As a Black male who runs a Metal/Punk webzine, many White people are still surprised by the color of my skin when they meet me face to face. Racism in the underground isn’t uncommon. It’s ironic that Rock & Roll was invented by African Americans, but we don’t have more acceptance in this White underground. African American women and men created the underground music scene out of necessity with Juke Joints, where Blues was born.
Last night, we watched the mini-documentary “Breaking Barriers in the Punk Scene” which focuses on what it’s like to be a Black woman in Alt/Punk/Metal spaces. It’s a great showcase of Black women and femme creators and the prejudice they face from both White and Black communities when they’re just expressing themselves and following in the footsteps of their ancestors who created art on the fringes of society.

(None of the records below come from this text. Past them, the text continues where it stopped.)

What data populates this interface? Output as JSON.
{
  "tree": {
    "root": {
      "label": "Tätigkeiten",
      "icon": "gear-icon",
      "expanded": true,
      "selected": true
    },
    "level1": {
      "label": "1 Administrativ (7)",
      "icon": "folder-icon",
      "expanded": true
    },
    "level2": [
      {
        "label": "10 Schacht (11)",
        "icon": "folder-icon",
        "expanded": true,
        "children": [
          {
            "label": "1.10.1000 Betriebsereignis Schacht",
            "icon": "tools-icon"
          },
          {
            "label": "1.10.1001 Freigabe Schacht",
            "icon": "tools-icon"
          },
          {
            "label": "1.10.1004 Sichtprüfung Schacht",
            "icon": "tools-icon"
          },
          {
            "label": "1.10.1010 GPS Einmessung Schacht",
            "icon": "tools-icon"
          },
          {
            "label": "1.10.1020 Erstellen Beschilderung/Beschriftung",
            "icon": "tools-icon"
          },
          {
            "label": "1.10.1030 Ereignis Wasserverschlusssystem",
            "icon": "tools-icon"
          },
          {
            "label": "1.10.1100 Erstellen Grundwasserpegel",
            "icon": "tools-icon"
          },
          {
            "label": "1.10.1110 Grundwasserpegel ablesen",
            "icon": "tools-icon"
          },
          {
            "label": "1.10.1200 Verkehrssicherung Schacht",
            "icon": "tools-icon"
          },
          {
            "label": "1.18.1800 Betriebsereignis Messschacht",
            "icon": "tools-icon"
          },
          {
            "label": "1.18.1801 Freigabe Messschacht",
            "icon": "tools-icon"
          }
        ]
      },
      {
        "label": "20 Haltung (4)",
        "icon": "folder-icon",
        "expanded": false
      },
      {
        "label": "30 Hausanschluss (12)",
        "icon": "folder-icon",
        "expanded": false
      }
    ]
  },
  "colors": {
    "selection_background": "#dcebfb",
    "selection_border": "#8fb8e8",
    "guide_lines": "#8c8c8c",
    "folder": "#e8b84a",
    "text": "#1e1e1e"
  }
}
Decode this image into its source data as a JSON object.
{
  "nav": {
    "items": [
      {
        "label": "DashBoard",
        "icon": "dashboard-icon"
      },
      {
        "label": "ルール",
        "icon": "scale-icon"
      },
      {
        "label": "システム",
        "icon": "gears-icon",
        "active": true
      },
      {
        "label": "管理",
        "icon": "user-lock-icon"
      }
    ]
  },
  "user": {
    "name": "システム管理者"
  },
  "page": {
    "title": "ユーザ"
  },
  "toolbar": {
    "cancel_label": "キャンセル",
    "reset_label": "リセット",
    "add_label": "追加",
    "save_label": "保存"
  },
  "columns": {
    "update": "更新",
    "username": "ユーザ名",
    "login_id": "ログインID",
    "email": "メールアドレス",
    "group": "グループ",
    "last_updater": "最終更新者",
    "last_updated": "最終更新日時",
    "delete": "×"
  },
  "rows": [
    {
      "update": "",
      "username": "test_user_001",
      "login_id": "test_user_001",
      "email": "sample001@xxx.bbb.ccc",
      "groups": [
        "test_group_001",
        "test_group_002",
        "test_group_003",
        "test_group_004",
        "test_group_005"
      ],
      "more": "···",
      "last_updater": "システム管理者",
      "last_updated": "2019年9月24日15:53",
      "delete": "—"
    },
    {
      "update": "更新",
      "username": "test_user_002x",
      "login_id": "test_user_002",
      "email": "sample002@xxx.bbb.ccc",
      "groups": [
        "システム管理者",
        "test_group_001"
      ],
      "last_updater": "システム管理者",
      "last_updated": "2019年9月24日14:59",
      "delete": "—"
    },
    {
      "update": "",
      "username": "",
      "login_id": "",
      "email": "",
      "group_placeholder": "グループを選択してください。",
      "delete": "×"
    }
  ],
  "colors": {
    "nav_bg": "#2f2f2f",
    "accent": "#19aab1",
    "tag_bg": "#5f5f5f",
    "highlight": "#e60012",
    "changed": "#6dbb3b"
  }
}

They prove that being Black is punk, and they inspire our daughters to be different!
Black musical artists, make-up artists, and influencers reflect on their experiences in the Punk, Goth & Alt scenes. Rico Nasty, Raisa Flowers, Lust $ick Puppy, and others talk about their struggles finding their place in the scene. By redefining the aesthetics and expectations of the punk world, they have found ways to express and be themselves authentically while inspiring the next generation.